  • 1/2 pack of frozen cauliflower, microwaved for 5 minutes (mushier is better for simulating potatoes)
  • 3/4 cup diced hard-boiled egg
  • 2 slices diced liverwurst
  • mayo to taste
  • a small bit of vinegar to taste
  • small amount of salt
  • pepper

The verdict?

It came out pretty darn good. It was also a breeze to make – dash together a few ingredients, mix well, stash in the fridge overnight to let the flavors meld, and you’ve got yourself a flavorful dish that I found was particularly good at keeping me full for a long while. Safe for induction – I’m in ketosis after eating it, so it had little impact in that department.

Try it if you dare. I will certainly make this again.

The Low Carb Confidential Library

I am absolutely beside myself sometimes because I will find somewhere in the vast sea of endless dreck and clutter that is the internet, a gem of an article – and then I lose it – and I can’t find it ever again.

I recently stumbled upon a site set up by a low carber that was a wonderful resource of articles of information on low carb – there were some great links here. I left it open in my browser window and went back later – only to find that my machine had some sort of error and closed the browser window on me. I tried finding it by looking at my browser history, my cached files, going back to the source where I found it – but I can’t find the darn thing.

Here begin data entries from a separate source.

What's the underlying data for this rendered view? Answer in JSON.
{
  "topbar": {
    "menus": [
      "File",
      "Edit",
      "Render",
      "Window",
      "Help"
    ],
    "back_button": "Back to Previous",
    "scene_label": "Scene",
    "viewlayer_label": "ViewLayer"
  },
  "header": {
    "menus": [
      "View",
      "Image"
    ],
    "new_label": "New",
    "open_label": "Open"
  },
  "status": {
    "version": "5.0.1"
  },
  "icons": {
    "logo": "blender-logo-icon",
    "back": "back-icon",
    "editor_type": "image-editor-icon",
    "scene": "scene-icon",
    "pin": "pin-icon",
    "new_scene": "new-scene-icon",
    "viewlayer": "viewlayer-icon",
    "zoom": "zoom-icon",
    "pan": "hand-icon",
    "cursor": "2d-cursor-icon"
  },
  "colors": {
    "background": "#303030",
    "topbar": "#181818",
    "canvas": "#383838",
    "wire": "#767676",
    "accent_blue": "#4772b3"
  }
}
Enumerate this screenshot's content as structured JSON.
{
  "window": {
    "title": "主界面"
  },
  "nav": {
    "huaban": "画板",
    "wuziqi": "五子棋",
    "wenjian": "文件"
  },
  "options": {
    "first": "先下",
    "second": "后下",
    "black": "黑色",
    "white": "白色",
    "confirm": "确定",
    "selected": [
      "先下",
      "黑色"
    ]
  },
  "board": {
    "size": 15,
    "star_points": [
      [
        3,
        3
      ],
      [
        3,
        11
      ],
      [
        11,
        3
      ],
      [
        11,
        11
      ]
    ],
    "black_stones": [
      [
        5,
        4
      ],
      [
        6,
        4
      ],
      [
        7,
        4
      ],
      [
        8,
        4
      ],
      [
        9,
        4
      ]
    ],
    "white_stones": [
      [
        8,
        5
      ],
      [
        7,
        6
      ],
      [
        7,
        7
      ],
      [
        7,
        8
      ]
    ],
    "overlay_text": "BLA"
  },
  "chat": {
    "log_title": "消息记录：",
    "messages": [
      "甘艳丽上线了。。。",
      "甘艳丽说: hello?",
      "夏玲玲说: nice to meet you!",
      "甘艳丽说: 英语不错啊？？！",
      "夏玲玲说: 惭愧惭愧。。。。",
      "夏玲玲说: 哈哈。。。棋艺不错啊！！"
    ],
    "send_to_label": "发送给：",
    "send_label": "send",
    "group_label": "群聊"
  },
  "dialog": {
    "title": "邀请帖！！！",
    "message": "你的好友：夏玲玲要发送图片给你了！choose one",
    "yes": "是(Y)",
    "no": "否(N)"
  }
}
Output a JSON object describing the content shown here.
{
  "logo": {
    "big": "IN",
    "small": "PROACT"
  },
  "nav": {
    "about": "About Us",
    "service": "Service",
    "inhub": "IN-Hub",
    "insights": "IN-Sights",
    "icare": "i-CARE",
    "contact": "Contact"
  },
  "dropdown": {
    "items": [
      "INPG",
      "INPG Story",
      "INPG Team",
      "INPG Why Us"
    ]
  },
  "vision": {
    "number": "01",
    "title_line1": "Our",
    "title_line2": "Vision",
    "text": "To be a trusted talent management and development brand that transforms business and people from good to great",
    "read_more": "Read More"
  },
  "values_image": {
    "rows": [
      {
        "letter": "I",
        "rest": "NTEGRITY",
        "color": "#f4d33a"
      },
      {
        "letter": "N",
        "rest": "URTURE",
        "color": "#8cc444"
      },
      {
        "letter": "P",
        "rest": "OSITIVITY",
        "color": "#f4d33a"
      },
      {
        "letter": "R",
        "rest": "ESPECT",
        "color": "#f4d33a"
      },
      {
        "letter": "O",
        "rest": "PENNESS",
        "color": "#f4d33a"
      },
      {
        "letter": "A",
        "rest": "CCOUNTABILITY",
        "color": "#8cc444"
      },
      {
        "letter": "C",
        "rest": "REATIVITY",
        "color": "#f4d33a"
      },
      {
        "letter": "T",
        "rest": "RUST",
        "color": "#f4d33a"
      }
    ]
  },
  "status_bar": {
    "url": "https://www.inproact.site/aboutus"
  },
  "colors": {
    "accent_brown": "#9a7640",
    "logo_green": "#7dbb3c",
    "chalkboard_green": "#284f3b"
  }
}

Part of my problem might be that I use multiple computers, with multiple browsers on each. I know what you’re thinking: if this dope just used one browser on one machine, at least all his links would be in one place.

You’re right, but it’s not going to happen.

Instead, I’m going to post them here. It seems that things I post to this blog I can actually find, so I’m going to start the Low Carb Confidential Library containing the articles, videos, and whatever else I find that I feel is at least tangentially relevant to the topic of this blog.

For the time being at least, it will appear as another page on the tabs at the top of the blog.

Please note that the fact that I link to it doesn’t mean I necessarily agree with it: if it’s here, it’s because I found it a good read, and worth my referencing again at some point in the future.

I’ll start the library with a short but interesting article by Jared Diamond: “The Worst Mistake In The History Of The Human Race“, which makes the case that the development of agriculture was actually bad for mankind and while it has allowed the population to soar to levels that the hunter-gatherer cultures could never achieve, mankind has paid a terrible price for this decision. The fact that if we had not embraced agriculture thousands of years ago would have probably meant that none of us would be alive is not lost on me, but it’s a good read nonetheless.